Ukrainian President Petro Poroshenko has voiced hopes for cooperation with the US in shale gas development. And during her trip to Kiev in September, US Commerce Secretary Penny Pritzker said the US would assist Ukraine in developing its energy sector.
The key problem however remains as before. An oil and gas industry with its main fields stuck in a war zone just about tops the list of worst-case scenarios.
The two biggest investors in Ukrainian energy remain Royal Dutch Shell and Chevron. Shell has a hydrocarbons production-sharing agreement with the Ukrainian government at the Yuzivska field, which lies across the Donetsk and Kharkiv regions of Ukraine, precisely where the current conflict wages on. As a result Shell has been forced to put shale projects on hold since February. Chevron was luckier, having signed a shale gas production-sharing agreement for the Olesska field, which is in western Ukraine and therefore has been unaffected by the conflict so far.

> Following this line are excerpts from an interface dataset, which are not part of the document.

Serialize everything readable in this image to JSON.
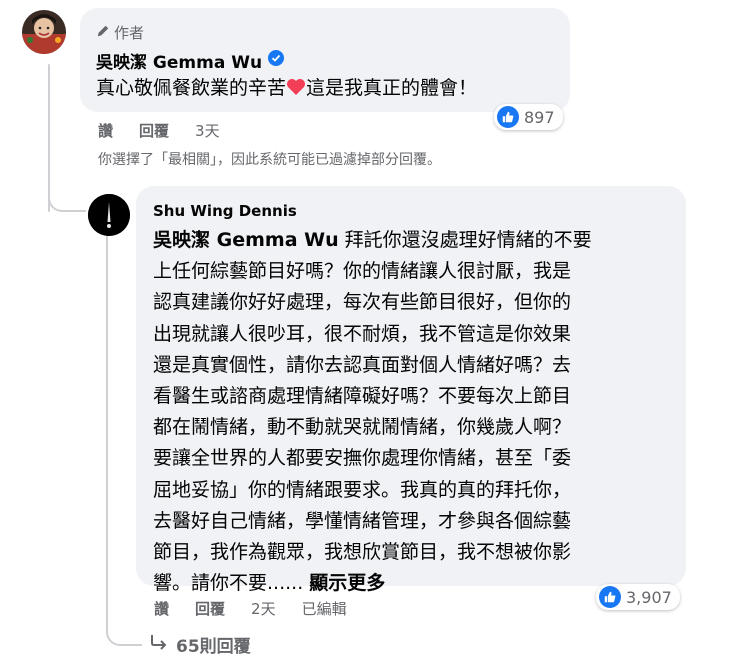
{
  "comment": {
    "author_badge": "作者",
    "name": "吳映潔 Gemma Wu",
    "text": "真心敬佩餐飲業的辛苦",
    "text_after_heart": "這是我真正的體會！",
    "reaction_count": "897",
    "actions": {
      "like": "讚",
      "reply": "回覆",
      "time": "3天"
    }
  },
  "filter_note": "你選擇了「最相關」，因此系統可能已過濾掉部分回覆。",
  "reply": {
    "name": "Shu Wing Dennis",
    "mention": "吳映潔 Gemma Wu",
    "lines": [
      " 拜託你還沒處理好情緒的不要",
      "上任何綜藝節目好嗎？你的情緒讓人很討厭，我是",
      "認真建議你好好處理，每次有些節目很好，但你的",
      "出現就讓人很吵耳，很不耐煩，我不管這是你效果",
      "還是真實個性，請你去認真面對個人情緒好嗎？去",
      "看醫生或諮商處理情緒障礙好嗎？不要每次上節目",
      "都在鬧情緒，動不動就哭就鬧情緒，你幾歲人啊？",
      "要讓全世界的人都要安撫你處理你情緒，甚至「委",
      "屈地妥協」你的情緒跟要求。我真的真的拜托你，",
      "去醫好自己情緒，學懂情緒管理，才參與各個綜藝",
      "節目，我作為觀眾，我想欣賞節目，我不想被你影",
      "響。請你不要......"
    ],
    "see_more": "顯示更多",
    "reaction_count": "3,907",
    "actions": {
      "like": "讚",
      "reply": "回覆",
      "time": "2天",
      "edited": "已編輯"
    }
  },
  "replies_link": "65則回覆",
  "colors": {
    "bubble": "#f0f2f5",
    "like_blue": "#1877f2",
    "heart_red": "#f33e58",
    "muted": "#65676b"
  },
  "icons": [
    "pen-icon",
    "verified-badge-icon",
    "heart-emoji-icon",
    "like-icon",
    "reply-arrow-icon"
  ]
}
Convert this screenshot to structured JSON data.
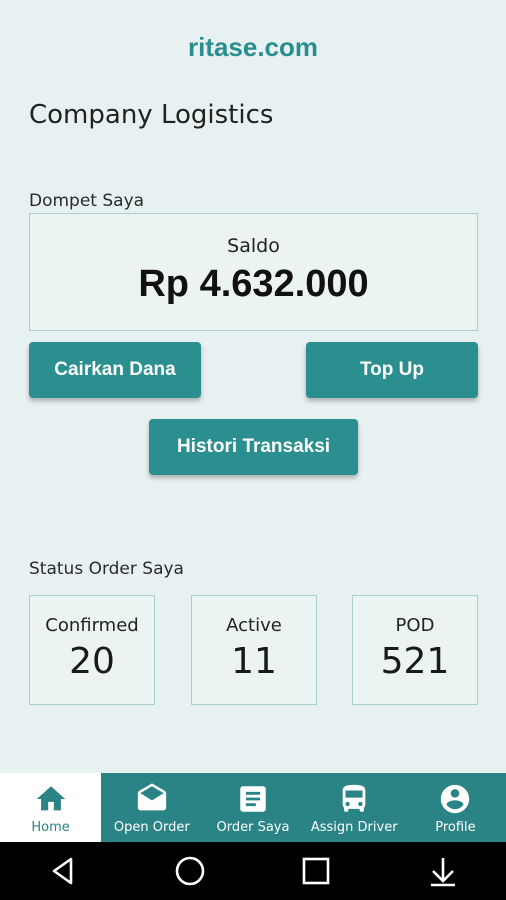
{
  "header": {
    "brand": "ritase.com",
    "company": "Company Logistics"
  },
  "wallet": {
    "section_label": "Dompet Saya",
    "saldo_label": "Saldo",
    "saldo_value": "Rp 4.632.000",
    "buttons": {
      "withdraw": "Cairkan Dana",
      "topup": "Top Up",
      "history": "Histori Transaksi"
    }
  },
  "status": {
    "section_label": "Status Order Saya",
    "items": [
      {
        "label": "Confirmed",
        "count": "20"
      },
      {
        "label": "Active",
        "count": "11"
      },
      {
        "label": "POD",
        "count": "521"
      }
    ]
  },
  "bottom_nav": {
    "items": [
      {
        "label": "Home",
        "icon": "home-icon",
        "active": true
      },
      {
        "label": "Open Order",
        "icon": "envelope-open-icon"
      },
      {
        "label": "Order Saya",
        "icon": "document-icon"
      },
      {
        "label": "Assign Driver",
        "icon": "bus-icon"
      },
      {
        "label": "Profile",
        "icon": "account-circle-icon"
      }
    ]
  },
  "colors": {
    "accent": "#2b8f8f",
    "background": "#e8f1f1",
    "nav_background": "#2a8486"
  },
  "system_nav": {
    "icons": [
      "back-icon",
      "home-circle-icon",
      "recents-icon",
      "download-icon"
    ]
  }
}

US-Ukraine energy cooperation is happening in the name of reducing energy dependence on Russia, and supposedly the American shale gas revolution model will help Ukraine achieve that. The US State department acts as the main promoter of shale gas development, selecting countries and “helping them understand” their shale gas potential. This noble mission, also supposedly aimed at reducing CO2 emissions, is known as The Unconventional Gas Technical Engagement Program (UGTEP).
According to the US Energy Information Administration, Ukraine has Europe’s third-largest shale gas reserves at 42 trillion cubic feet. Shell and Chevron are expected to help Ukraine double its natural gas output.

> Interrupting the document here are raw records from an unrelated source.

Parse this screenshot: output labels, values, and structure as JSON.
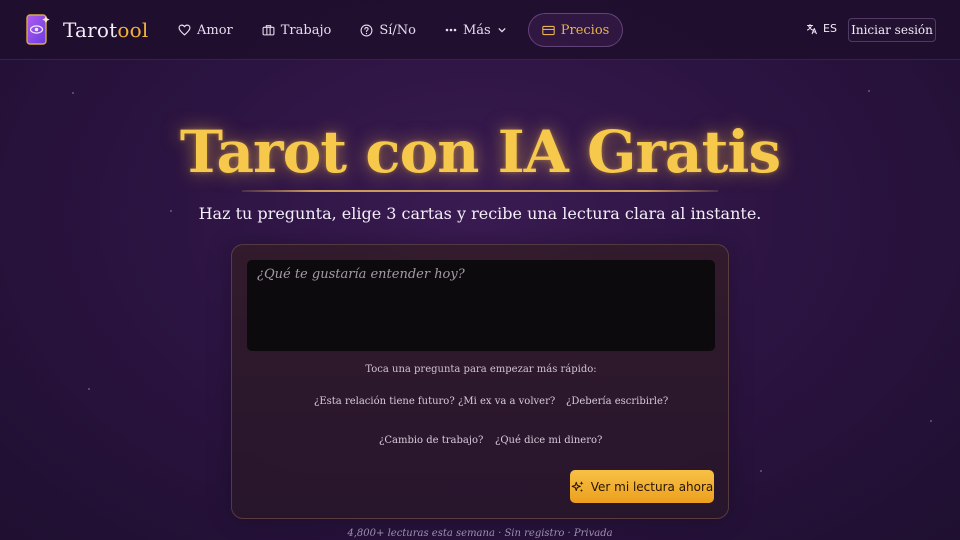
{
  "header": {
    "logo_prefix": "Tarot",
    "logo_accent": "ool",
    "nav": {
      "amor": "Amor",
      "trabajo": "Trabajo",
      "sino": "Sí/No",
      "mas": "Más",
      "precios": "Precios"
    },
    "lang": "ES",
    "login": "Iniciar sesión"
  },
  "hero": {
    "title": "Tarot con IA Gratis",
    "subtitle": "Haz tu pregunta, elige 3 cartas y recibe una lectura clara al instante."
  },
  "form": {
    "placeholder": "¿Qué te gustaría entender hoy?",
    "hint": "Toca una pregunta para empezar más rápido:",
    "suggestions": [
      "¿Esta relación tiene futuro?",
      "¿Mi ex va a volver?",
      "¿Debería escribirle?",
      "¿Cambio de trabajo?",
      "¿Qué dice mi dinero?"
    ],
    "cta": "Ver mi lectura ahora"
  },
  "footer_note": "4,800+ lecturas esta semana · Sin registro · Privada",
  "colors": {
    "accent": "#f6c84c",
    "cta": "#f1ad2e",
    "background": "#2c1442"
  },
  "icons": {
    "logo": "tarot-card-eye-icon",
    "amor": "heart-icon",
    "trabajo": "briefcase-icon",
    "sino": "question-circle-icon",
    "mas": "dots-icon",
    "precios": "credit-card-icon",
    "lang": "translate-icon",
    "cta": "sparkles-icon"
  }
}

Meanwhile, apart from the controversy surrounding its environmental impact, shale gas development stirs substantiated concerns about the price to be paid for achieving the promised "energy security". The reality of shale gas development is uncertain because of the difficulty of accurately assessing both resources and future achievable output. There are fears already that expectations of a shale gas bonanza for Ukraine may be overly-optimistic. Technical problems are also coming to the fore, as Shell is finding that local products are incompatible with its own equipment.
As for the role of western energy companies and their US backers, it is interesting that shale gas missionaries always seem to turn up at the right place at the right time, and always in ways that ultimately benefit themselves. Perhaps Ukrainians might care to remember that the goal of private companies is almost always the bottom line, and not their host country’s energy independence.